Actual News*

*:based on actual news

Monday, April 23, 2007



Lawrence police arrested 47-year-old Michael Parker last week after tracing bomb threats targeting Douglas County schools and City Hall to a phone in his house. Lawrence schools went into a state of semi-lockdown following the threats on Thursday and nearly 3,000 students were pulled out of class by frightened parents. Parker is said to have been upset at being denied an insurance claim he filed against the city of Lawrence. If convicted on his three counts of aggravated criminal threat, he could face more than 14 years in prison. Parker's bomb threats came three days after the Virginia Tech campus shootings, which put parents and authorities even more on edge.*: Pro-bomb advocates cite the incident as all the more reason to allow bombs in the classroom. "There's no better way to defend classrooms from school bombers than allowing every child to carry a concealed bomb," said a psychotic moron.



Rashawn T. Anderson, a 20-year-old Topeka man, was convicted last week of second-degree murder and aggravated battery for the February 2006 downtown Lawrence shooting that killed 46-year-old Robert Earl Williams and injured another man. Anderson opened fire in front of the Granada Theater following a hip-hop show, reportedly in retaliation for an altercation between Williams and one of Anderson's friends. Anderson now faces at least 12 years and three months in prison.*:Construction of an acid-filled moat separating Lawrence and Topeka is already under way.



The Supreme Court last week upheld a law that banned a type of late-term abortion, sometimes known as a "partial birth abortion." The 5-4 ruling sends a possible signal of the court's willingness-under Chief Justice John Roberts, who ruled in favor of the ban-to someday revisit the legality of other types of abortion, as allowed by the 1973 Roe v. Wade case. Justice Ruth Bader Ginsburg, in the dissenting opinion, said the majority's opinion "cannot be understood as anything other than an effort to chip away a right declared again and again by this court, and with increasing comprehension of its centrality to women's lives."*:Justice Antonin Scalia, rebutting Ginsburg, said, "That's adorable, sweet cheeks-now go make Alito and me some sandwiches! Make sure you don't get any medical procedures without our permission on the way to the kitchen." Scalia then farted and slapped Ginsburg on the ass.



Testifying before the Senate Judiciary Committee last week regarding the firings of eight U.S. Attorneys, Attorney General Alberto Gonzales did little to help dispel calls for his resignation. When confronted with questions about his conflicting stories regarding the prosecutor purge, Gonzales responded with a variation of "I don't recall" 64 times. Even members of the Attorney General's own party weren't impressed. "It was handled incompetently. The communication was atrocious," said Tom Coburn, Republican Senator from Oklahoma. "You ought to suffer the consequences that these others have suffered, and I believe that the best way to put this behind us is your resignation."*:Gonzales, under his own legal framework suspending habeas corpus and the Geneva Conventions, was tied to his chair and repeatedly punched in the groin by Judiciary Chairman Patrick Leahy until he could "recall."

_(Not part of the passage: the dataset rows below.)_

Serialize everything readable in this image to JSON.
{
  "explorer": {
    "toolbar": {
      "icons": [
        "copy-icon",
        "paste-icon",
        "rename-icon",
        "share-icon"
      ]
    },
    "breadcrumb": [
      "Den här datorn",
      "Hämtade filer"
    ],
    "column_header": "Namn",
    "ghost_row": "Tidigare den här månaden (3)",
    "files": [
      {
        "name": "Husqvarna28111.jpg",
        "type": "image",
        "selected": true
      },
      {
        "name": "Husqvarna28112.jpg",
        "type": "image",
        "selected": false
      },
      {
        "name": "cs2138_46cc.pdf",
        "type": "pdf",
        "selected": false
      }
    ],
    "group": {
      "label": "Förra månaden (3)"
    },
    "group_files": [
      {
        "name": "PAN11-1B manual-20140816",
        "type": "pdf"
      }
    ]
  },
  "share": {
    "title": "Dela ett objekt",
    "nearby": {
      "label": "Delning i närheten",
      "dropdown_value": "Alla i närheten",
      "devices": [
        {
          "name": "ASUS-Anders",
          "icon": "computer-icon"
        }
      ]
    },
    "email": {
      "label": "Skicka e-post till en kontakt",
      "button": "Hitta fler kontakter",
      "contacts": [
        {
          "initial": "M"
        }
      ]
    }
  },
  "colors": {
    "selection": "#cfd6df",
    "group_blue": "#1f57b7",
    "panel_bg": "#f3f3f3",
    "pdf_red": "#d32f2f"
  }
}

Sanjaya Malakar, the 17-year-old "American Idol" contestant of Indian descent known for once sporting a "pony-hawk" and not being able to sing very well, was finally eliminated from the popular reality TV show last week. Despite having limited vocal talent and being constantly savaged by judge Simon Cowell, Sanjaya advanced a surprising distance in the singing competition. Theories circulated the Malakar advanced only because of the efforts of "American Idol" critics, including shock jock Howard Stern, who encouraged people to take advantage of the show's open voting process and select the worst contestant.*:Experts believe this is the first instance in American history when abuse of an electoral system has been used to benefit a minority.



World Bank President Paul Wolfowitz faced increasing pressure to step down from that international lending organization amidst a growing scandal involving a hefty pay raise Wolfowitz secured for his girlfriend, Shaha Riza, who also works at the World Bank. Forty-two former World Bank officials have come forward and urged Wolfowitz to resign, saying that his actions have undercut the bank's credibility in its efforts to fight corruption. Wolfowitz, the former deputy secretary of defense at the Pentagon and central architect of the Iraq war, was appointed to the position by President Bush in January of 2005.*:When reached for comment about his old deputy's scandal involving a younger woman, former Secretary of Defense Donald Rumsfeld responded, "Wolfowitz, you old Dog-owitz!"